Understanding & Using Ansel Adam’s Zone SystemThe Zone System is a technique that was formulated by Ansel Adams and Fred Archer back in the 1930's. It is an approach to a standardized way of working that guarantees a correct exposure in every situation, even in the trickiest lighting conditions such as back lighting, extreme difference between light and shadow areas of a scene, and many similar conditions that are most likely going to throw off your camera's metering giving you a completely incorrect exposure. Today we're going to explore this system, and investigate how it can help you with your photography! Republished Tutorial Every few weeks, we revisit some of our reader's favorite posts from throughout the history of the site. Your camera's metering modes are built to give you a correct reading under most average situations. Capturing a correct exposure every time, even in the trickiest light or scene situations. The camera metering is designed to give correct readings under average circumstances.
Episode 60 :: Zone SystemEditing your digital images without the mysteryWelcome to Ars Workshops, and thank you for paying at the door. While you're taking your seats and SPITTING OUT YOUR GUM, I'll explain a little what the Ars Workshops are all about.
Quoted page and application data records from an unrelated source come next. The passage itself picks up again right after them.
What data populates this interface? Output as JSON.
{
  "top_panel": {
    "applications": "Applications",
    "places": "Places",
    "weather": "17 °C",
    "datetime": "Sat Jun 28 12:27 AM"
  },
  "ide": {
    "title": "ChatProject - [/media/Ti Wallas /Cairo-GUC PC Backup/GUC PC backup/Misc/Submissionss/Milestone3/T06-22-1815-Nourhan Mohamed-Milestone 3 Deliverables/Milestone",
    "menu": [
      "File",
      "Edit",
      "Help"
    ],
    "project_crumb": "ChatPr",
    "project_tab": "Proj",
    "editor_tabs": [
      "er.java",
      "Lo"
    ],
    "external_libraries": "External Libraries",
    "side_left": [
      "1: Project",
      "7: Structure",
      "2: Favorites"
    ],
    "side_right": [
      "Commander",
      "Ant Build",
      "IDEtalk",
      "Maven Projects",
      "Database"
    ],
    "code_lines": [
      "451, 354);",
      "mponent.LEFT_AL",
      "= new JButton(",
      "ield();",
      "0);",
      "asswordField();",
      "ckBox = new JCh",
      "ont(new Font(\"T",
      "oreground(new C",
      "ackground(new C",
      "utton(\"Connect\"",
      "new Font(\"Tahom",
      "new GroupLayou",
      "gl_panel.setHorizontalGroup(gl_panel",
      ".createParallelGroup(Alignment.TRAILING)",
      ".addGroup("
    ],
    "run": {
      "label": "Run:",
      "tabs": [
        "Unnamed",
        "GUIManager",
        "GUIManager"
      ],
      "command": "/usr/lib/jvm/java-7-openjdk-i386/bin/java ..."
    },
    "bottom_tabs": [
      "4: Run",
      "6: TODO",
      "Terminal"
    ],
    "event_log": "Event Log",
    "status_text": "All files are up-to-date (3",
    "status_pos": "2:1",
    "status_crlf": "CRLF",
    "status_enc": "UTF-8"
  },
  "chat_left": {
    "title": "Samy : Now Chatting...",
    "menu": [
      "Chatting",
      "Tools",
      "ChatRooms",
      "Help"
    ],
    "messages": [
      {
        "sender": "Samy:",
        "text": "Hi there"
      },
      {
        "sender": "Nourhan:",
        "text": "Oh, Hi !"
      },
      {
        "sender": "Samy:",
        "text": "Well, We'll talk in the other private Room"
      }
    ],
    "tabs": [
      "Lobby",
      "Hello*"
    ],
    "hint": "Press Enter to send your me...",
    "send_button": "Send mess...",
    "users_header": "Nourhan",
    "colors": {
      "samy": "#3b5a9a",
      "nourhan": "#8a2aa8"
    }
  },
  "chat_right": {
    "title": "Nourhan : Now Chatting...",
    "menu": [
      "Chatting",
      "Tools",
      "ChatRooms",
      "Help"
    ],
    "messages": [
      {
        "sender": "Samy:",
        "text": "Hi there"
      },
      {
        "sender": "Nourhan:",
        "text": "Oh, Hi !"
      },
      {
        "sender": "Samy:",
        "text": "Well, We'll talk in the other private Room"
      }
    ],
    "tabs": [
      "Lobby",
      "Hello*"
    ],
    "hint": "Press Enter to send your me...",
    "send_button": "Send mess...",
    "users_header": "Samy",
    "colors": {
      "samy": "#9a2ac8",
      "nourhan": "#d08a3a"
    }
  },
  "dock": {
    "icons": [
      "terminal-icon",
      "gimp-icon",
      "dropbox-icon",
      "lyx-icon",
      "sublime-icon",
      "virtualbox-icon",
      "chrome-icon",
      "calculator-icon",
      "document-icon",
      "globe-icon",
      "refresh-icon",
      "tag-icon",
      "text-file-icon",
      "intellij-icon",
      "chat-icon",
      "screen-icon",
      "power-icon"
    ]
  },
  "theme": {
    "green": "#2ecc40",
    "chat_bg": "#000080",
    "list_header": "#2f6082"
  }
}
This is the first of a series of digital imaging guides I'll be doing that take the knowledge gained after years of banging my head against the Photoshop wall and put them together in a non-ouchy format for you to enjoy. We'll cover a number of goals like adjusting contrast, warming images up and reducing noise from shadows in a more accurate and controlled way. Eventually, it should also help you look and see what is wrong with your image while reducing your reliance on those "fix image please" buttons that only half work. For the newcomers to digital imaging this guide may seem a little over your head but it's meant as a reference–it doesn't need to be consumed and digested in one sitting. There are other essential features for serious work, but those are what we'll be using for this first guide.
Digital Zone SystemThe term "Digital Zone System" has been bandied about since the advent of digital imaging. To many, the term Zone System became a buzz term. The Zone System was bullet proof, and became synonymous with fine images. People have seemed desperate to give their images the kind of importance that using the Zone System seemed to give them. Many have used the term, but it hasn't helped because they were trying to assert a film workflow on a digital paradigm and it didn't work. So they think that the digital output is inferior. Since the advent of digital technology, there has been talk of the use of "Digital Zone System". There is a nostalgia about shooting with film, with many espousing its virtues and superiority over digital capture. Figure 1 This image was destroyed in a darkroom accident when chemistry was splashed on it. Digital files also have the potential to convey much more information than could be had in a silver-gelatin print. Figure 2 Figure 3 So, where does this leave us?